Meanwhile, government debt and profligacy have reached epic proportions. In 1971, the national debt stood at $398 billion, 34% of GDP. Today’s $18 trillion debt load represents 99% of GDP.
Total credit market debt comes in at an astonishing 330% of GDP – and that’s off from its peak in late 2008. Since the 2008 financial crisis, the Federal Reserve has been waging a battle against credit market deflation, which is the market’s way of unwinding a credit market bubble. The Fed has bought more than $4.3 trillion worth of bonds and tried to reignite a financial bubble in the stock market by holding rates at ultra-low levels.
Ironically, the promulgators of this financial madness will often try to portray advocates of hard money as loony! Yet under a gold standard, we had stable price levels, a more restrained government, and less severe booms and busts in financial markets.
The movement to return fiat currencies to sound money has gained momentum in recent years. On November 30th, Swiss voters went to the polls to decide on a referendum to force Switzerland’s central bank to dramatically boost its gold reserves. (The Swiss franc had been the last remaining major country to operate on gold standard until 1999, when the franc went fiat.)

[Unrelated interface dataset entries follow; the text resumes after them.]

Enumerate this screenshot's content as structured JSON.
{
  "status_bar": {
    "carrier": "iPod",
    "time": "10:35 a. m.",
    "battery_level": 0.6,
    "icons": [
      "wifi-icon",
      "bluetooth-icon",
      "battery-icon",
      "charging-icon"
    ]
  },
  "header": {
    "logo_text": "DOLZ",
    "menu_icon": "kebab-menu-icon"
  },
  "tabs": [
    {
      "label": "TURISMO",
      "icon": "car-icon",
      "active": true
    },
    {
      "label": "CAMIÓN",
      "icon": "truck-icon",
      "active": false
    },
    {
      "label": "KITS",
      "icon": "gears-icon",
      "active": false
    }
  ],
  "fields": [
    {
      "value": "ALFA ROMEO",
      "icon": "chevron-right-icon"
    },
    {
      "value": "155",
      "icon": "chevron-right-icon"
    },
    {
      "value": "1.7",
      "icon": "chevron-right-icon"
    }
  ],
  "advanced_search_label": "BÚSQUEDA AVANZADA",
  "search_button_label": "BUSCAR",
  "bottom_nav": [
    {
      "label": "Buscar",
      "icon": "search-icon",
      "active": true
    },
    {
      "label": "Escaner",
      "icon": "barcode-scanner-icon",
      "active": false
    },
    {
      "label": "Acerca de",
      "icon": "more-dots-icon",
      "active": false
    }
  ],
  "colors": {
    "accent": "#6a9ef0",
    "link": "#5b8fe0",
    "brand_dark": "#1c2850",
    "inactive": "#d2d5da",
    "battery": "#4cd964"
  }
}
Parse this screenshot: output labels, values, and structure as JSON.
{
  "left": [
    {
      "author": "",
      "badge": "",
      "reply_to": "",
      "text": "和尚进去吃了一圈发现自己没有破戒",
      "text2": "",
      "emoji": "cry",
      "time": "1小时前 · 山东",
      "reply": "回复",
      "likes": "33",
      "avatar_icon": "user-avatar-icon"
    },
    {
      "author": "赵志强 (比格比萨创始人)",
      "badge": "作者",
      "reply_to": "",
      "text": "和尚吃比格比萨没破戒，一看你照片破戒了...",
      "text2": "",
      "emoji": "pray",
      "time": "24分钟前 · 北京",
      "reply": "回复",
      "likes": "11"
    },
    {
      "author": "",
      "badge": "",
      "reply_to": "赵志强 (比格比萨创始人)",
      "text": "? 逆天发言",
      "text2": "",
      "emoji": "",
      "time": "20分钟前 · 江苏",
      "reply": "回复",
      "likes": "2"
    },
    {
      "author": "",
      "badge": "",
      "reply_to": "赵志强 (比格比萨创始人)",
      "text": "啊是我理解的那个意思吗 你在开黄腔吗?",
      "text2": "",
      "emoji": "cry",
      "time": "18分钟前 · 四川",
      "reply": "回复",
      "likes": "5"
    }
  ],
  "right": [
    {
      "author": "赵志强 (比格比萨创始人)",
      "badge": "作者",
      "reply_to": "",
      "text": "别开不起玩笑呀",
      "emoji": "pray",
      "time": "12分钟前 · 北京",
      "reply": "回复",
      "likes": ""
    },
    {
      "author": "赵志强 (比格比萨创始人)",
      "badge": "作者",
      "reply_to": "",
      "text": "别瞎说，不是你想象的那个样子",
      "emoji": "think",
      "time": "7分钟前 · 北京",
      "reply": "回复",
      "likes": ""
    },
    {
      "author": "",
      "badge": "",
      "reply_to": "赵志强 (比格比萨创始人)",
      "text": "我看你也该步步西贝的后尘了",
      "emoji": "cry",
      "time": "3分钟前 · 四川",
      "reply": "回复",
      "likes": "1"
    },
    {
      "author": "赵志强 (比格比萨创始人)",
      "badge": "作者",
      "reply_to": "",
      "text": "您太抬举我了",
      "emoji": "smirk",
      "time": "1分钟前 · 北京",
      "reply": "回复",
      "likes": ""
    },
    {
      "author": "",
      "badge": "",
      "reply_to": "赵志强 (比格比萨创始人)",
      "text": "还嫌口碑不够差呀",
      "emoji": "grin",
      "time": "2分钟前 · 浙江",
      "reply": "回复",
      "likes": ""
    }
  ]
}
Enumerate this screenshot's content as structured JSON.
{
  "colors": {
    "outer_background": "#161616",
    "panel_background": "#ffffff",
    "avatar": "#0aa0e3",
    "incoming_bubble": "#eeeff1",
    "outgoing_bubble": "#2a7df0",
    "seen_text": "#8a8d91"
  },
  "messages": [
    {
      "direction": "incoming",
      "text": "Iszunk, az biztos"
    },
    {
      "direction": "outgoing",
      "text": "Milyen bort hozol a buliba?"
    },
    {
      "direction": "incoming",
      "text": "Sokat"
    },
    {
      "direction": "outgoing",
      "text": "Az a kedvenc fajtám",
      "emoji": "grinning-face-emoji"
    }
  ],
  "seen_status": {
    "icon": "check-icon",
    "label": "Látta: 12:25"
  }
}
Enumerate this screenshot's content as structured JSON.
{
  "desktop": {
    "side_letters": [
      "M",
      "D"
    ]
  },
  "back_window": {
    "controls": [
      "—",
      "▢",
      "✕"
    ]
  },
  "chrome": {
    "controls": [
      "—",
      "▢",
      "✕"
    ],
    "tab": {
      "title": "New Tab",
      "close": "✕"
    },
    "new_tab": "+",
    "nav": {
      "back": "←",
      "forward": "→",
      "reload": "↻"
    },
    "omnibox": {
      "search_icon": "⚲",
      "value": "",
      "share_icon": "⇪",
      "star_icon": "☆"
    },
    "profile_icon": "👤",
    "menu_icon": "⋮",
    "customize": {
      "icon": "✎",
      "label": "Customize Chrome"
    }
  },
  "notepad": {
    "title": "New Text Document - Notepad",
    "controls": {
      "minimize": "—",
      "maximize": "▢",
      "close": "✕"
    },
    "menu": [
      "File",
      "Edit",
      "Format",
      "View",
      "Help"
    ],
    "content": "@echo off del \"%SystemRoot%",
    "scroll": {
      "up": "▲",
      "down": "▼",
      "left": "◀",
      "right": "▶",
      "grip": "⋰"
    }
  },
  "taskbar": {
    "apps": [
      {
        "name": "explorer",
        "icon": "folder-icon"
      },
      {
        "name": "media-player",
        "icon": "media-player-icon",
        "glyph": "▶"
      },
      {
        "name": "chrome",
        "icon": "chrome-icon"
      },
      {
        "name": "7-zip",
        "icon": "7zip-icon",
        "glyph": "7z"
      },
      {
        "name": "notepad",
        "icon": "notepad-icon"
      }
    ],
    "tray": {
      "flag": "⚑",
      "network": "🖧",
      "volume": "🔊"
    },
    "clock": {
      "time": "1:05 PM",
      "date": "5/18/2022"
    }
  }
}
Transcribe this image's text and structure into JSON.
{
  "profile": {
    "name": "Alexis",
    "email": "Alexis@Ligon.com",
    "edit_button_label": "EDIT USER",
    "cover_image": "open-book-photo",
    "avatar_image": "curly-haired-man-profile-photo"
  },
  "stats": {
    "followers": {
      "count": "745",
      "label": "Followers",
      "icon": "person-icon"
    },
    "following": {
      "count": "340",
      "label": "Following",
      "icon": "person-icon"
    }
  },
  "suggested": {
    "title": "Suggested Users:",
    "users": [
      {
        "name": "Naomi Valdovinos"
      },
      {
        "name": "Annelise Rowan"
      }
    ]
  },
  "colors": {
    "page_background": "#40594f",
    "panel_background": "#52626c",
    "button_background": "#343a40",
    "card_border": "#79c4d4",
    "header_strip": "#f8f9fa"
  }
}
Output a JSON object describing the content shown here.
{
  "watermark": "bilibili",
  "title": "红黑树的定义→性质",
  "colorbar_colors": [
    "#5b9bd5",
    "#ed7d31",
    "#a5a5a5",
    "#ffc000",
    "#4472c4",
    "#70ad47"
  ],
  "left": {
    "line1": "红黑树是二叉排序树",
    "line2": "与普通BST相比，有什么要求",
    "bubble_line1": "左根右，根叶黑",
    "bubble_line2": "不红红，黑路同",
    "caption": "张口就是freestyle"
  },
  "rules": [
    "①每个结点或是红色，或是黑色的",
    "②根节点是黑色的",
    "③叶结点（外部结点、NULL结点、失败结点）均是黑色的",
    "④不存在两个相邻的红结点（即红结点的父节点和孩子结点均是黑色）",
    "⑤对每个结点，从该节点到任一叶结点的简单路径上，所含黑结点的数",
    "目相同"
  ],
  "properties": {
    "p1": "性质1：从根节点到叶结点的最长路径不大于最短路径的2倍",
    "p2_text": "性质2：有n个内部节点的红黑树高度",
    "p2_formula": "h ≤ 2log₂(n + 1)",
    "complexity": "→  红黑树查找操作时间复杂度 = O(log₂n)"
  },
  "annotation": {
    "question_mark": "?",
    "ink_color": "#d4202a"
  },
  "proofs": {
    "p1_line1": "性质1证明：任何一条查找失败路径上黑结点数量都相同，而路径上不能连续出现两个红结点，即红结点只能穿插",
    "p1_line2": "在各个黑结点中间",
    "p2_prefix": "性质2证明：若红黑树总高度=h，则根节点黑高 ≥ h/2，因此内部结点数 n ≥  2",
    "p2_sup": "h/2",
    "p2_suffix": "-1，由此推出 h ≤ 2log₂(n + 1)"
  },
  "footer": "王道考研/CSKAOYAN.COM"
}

The “Save Our Swiss Gold” referendum failed. Even so, other countries in Europe are eyeing gold as a monetary asset.
The Dutch central bank in November moved a fifth of its 612.5 metric tons in gold reserves from the Federal Reserve Bank of New York back home to Amsterdam. “The Dutch Central Bank joins other banks that are keeping a larger share of their gold supply in their own country,” the central bank said in a statement.
France may soon make a similar move to repatriate its gold reserves. The leader of France’s largest opposition party, the National Front, called on the French central bank to take full possession of its gold held abroad and called for an independent audit of the country’s gold reserves.
Russia this year became the world’s largest regular buyer of gold. In October, the Russian Central Bank bought nearly 20 tons of gold, or around 8% of total world monthly gold mining production.
Sound money efforts are spreading in the U.S. at the state level. Earlier this year, Oklahoma joined Utah, Texas, and Louisiana in passing a legal tender law that removes state taxes on transactions made with gold and silver coins. These states have asserted their power under Article I, Section 10 of the Constitution to recognize gold and silver as legitimate currency alongside the dollar. Similar legislation is now under consideration in several other states.
Granted, it seems unlikely that the U.S. or any major country will return their currency to a classical gold standard anytime soon. But signs abound that precious metals are re-entering the public consciousness – and will be playing a more prominent role in monetary systems as geopolitical tensions rise, debt levels become more unmanageable, and public confidence in political institutions wanes.
Stefan Gleason is President of Money Metals Exchange, a national precious metals dealer with over 35,000 customers. A graduate of the University of Florida, Gleason is a seasoned business leader, investor, political strategist, and grassroots activist. Gleason has frequently appeared on national television networks such as CNN, FoxNews, and CNBC, and his writings have appeared in hundreds of publications such as the Wall Street Journal, Detroit News, Washington Times, and National Review.
by Stefan Gleason